Canopus is the leading light of the constellation Carina, the keel. From the southern U.S., it’s quite low above the southern horizon this evening, well below Sirius, the only star that outshines it.
Canopus is far enough away that it’s difficult to measure its distance from the ground. Estimates ranged from a couple of hundred light-years to more than a thousand. But if you don’t know a star’s distance, you can’t tell that much about it. It might look bright because it really is bright, or just because it’s close by.
In the early ’90s, though, a space telescope measured the distance to Canopus with unprecedented accuracy: it’s about 300 light-years away. That yielded the star’s true brightness — about 13,000 times brighter than the Sun.

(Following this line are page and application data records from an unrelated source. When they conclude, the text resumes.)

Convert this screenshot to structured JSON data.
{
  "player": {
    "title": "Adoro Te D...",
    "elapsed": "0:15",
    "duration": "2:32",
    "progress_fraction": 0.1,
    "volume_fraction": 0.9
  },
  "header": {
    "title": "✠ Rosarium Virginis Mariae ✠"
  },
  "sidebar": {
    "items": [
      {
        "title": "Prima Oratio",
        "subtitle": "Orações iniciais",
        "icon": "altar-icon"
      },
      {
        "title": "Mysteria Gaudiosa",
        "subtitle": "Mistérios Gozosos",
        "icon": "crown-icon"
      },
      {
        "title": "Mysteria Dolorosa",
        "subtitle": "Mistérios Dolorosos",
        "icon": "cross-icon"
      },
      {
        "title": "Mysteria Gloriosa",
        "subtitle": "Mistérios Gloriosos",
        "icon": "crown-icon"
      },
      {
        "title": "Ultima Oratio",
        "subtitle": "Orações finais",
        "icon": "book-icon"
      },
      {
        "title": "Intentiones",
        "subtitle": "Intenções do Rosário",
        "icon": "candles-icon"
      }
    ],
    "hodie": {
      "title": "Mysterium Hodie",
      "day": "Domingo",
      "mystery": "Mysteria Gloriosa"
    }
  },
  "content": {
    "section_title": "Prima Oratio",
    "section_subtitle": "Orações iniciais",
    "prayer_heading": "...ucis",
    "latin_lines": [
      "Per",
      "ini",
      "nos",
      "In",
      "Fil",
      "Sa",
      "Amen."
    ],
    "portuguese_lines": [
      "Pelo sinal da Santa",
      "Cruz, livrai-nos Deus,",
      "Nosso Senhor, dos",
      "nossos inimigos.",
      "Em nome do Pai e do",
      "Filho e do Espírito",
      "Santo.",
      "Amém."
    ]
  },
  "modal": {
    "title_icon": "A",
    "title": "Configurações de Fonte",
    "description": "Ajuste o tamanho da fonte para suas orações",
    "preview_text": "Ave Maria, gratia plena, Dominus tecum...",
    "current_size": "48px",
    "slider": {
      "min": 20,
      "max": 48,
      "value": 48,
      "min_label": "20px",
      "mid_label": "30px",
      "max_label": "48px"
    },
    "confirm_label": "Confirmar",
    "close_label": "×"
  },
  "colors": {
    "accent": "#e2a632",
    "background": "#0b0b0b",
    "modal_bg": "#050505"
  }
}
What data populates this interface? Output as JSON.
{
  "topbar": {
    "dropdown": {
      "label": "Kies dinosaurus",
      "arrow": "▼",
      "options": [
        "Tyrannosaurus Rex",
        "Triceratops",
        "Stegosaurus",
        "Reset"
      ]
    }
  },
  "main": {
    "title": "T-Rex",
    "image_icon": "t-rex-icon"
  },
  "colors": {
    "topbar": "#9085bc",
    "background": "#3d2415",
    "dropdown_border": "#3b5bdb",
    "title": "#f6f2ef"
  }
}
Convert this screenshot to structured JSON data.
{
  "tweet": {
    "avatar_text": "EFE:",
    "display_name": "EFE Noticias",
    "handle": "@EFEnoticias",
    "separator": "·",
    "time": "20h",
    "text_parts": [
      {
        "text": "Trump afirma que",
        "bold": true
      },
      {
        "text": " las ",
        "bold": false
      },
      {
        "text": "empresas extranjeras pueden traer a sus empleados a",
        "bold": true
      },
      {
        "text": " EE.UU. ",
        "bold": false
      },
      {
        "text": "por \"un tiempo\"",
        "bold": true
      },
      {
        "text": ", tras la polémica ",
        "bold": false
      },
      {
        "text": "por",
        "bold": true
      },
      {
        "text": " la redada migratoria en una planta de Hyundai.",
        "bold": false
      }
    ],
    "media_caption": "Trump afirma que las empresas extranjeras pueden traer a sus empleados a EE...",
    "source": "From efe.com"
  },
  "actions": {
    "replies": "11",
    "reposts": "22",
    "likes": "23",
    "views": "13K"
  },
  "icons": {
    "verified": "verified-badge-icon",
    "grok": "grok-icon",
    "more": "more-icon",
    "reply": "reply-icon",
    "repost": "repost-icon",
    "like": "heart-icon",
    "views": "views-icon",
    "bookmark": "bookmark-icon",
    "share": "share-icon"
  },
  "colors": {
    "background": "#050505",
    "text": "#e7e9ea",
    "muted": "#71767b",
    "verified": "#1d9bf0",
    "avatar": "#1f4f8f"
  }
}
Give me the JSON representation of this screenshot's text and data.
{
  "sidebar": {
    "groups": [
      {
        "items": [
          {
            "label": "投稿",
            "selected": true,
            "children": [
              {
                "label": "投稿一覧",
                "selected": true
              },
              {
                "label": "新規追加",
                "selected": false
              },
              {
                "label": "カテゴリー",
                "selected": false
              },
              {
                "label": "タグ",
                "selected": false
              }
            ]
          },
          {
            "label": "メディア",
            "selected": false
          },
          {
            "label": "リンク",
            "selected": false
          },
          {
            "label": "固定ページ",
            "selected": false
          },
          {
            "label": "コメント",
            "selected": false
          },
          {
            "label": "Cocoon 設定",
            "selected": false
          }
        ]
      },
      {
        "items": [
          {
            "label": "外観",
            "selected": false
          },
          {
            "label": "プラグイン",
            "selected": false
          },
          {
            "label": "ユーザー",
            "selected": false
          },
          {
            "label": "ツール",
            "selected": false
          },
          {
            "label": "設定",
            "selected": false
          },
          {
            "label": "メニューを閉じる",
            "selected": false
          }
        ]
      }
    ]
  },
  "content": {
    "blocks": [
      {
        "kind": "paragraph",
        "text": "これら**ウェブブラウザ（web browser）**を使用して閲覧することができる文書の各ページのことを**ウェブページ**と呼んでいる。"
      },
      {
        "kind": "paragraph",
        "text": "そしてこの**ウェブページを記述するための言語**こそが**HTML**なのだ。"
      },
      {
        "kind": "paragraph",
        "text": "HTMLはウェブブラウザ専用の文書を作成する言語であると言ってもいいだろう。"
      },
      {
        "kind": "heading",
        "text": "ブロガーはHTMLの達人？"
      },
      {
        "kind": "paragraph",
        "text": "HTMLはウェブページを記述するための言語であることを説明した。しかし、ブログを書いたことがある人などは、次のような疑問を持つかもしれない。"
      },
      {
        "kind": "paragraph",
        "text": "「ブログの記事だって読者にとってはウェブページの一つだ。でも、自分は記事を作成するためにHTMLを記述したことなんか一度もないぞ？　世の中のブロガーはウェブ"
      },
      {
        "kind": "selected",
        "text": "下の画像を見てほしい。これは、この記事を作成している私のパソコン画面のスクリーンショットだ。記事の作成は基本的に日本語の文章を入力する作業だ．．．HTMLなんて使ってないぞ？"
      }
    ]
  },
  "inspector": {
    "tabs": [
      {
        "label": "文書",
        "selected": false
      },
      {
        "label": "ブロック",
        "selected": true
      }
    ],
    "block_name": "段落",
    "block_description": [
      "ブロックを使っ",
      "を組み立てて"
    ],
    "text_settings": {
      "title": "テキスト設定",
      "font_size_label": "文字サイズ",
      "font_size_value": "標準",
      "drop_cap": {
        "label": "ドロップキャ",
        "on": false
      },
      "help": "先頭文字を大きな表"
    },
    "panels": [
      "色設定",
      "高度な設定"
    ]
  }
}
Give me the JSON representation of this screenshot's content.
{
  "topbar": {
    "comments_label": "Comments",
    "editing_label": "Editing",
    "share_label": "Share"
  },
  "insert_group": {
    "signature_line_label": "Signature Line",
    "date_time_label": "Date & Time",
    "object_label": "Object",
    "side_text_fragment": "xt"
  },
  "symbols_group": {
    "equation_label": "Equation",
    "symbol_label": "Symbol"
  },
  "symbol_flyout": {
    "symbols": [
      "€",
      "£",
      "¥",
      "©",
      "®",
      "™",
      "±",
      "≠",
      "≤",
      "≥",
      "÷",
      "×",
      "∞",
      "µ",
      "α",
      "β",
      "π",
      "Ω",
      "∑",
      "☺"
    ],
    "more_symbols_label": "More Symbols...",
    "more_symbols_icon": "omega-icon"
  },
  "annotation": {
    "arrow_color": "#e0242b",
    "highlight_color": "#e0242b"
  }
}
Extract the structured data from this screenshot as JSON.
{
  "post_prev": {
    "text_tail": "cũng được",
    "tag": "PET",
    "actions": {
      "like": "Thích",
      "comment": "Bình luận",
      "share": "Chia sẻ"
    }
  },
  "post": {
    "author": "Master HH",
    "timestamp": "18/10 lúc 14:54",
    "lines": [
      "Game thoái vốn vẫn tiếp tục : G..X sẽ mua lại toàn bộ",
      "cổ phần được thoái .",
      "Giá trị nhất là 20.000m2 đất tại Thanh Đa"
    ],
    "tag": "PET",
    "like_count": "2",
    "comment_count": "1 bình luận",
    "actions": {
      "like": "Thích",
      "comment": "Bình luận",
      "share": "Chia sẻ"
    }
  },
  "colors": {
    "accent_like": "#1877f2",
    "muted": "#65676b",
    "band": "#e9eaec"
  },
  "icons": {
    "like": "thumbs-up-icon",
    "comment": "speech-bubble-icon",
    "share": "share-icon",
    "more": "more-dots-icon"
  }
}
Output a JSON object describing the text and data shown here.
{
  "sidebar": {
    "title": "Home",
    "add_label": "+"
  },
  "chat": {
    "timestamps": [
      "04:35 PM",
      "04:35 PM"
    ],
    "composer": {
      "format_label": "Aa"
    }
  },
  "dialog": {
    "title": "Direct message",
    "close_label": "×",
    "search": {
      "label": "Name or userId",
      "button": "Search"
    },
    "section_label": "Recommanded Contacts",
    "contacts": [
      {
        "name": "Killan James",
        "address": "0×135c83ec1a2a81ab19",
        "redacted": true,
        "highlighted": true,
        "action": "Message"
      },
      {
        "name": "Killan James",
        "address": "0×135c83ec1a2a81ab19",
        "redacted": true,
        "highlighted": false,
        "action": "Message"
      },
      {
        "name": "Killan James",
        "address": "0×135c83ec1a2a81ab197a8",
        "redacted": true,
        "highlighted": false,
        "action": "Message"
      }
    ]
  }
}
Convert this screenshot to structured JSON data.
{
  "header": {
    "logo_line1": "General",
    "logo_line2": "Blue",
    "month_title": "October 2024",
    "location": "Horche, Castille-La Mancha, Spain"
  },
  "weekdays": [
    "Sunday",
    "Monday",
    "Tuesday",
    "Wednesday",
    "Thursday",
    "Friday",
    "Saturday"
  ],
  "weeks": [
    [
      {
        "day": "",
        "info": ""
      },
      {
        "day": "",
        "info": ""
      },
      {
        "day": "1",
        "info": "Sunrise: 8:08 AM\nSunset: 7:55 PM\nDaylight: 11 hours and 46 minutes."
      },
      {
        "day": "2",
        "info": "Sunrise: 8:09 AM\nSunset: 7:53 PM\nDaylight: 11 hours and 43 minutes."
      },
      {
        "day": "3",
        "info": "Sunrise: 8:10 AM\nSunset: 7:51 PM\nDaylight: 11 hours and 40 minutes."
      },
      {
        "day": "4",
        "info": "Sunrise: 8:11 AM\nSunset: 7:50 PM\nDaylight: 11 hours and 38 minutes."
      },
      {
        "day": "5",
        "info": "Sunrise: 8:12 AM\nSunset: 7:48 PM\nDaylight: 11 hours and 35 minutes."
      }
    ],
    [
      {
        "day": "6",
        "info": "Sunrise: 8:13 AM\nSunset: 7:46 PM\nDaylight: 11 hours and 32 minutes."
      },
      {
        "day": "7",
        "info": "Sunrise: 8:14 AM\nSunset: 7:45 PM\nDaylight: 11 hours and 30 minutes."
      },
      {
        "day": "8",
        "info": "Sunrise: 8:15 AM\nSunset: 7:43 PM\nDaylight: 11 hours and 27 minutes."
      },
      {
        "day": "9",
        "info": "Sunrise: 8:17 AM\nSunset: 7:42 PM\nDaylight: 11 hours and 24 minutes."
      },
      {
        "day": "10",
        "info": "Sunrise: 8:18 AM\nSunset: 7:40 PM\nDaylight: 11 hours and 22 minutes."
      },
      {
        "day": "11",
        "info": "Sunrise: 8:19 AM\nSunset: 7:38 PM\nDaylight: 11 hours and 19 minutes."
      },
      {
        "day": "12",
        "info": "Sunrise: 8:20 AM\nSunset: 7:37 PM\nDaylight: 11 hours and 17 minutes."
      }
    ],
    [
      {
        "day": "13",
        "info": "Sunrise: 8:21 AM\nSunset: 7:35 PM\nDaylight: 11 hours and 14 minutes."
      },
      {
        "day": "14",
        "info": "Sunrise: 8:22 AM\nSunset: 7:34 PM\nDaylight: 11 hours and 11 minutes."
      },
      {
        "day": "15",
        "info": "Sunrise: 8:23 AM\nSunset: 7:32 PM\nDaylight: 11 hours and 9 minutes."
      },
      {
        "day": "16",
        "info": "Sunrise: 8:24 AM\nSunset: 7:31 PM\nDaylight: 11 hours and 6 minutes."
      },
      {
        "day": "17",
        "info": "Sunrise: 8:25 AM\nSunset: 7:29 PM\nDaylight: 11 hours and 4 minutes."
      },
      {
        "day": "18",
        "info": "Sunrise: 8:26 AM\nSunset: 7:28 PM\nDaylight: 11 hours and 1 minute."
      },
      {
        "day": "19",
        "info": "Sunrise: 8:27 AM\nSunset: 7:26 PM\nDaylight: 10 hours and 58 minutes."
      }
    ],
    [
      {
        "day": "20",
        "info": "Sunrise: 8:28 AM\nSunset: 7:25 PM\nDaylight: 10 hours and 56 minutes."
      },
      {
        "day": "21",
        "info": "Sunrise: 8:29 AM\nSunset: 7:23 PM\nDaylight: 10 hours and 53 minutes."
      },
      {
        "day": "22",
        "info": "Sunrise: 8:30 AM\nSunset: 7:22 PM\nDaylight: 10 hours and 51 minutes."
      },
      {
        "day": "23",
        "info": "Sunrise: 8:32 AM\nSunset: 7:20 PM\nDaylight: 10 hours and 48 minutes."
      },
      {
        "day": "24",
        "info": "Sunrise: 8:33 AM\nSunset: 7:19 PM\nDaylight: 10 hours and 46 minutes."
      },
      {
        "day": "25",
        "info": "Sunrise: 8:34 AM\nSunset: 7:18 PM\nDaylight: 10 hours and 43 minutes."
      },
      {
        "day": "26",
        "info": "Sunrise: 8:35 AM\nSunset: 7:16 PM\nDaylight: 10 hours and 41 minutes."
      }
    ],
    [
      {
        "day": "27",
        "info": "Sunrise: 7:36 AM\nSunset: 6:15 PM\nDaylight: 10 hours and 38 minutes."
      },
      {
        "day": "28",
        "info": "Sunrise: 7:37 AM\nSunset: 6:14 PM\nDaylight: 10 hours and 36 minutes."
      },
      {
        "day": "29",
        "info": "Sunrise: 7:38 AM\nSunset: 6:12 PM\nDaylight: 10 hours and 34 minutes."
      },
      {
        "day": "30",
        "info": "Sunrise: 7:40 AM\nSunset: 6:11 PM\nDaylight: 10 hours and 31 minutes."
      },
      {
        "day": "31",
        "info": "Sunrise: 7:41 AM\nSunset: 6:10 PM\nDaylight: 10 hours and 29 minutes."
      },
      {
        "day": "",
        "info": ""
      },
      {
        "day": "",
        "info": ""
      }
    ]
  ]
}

And that allowed astronomers to compile a better profile of the star. It’s about 8 to 10 times as massive as the Sun, and more than 70 times the Sun’s diameter. The great size tells us that Canopus is nearing the end of its life, so it’s puffed outward. Over the next million years or so it may get even bigger and brighter. And while the star is already a good beacon for interplanetary travel, the extra brilliance would enhance that role. More about that tomorrow.
Script by Damond Benningfield, Copyright 2014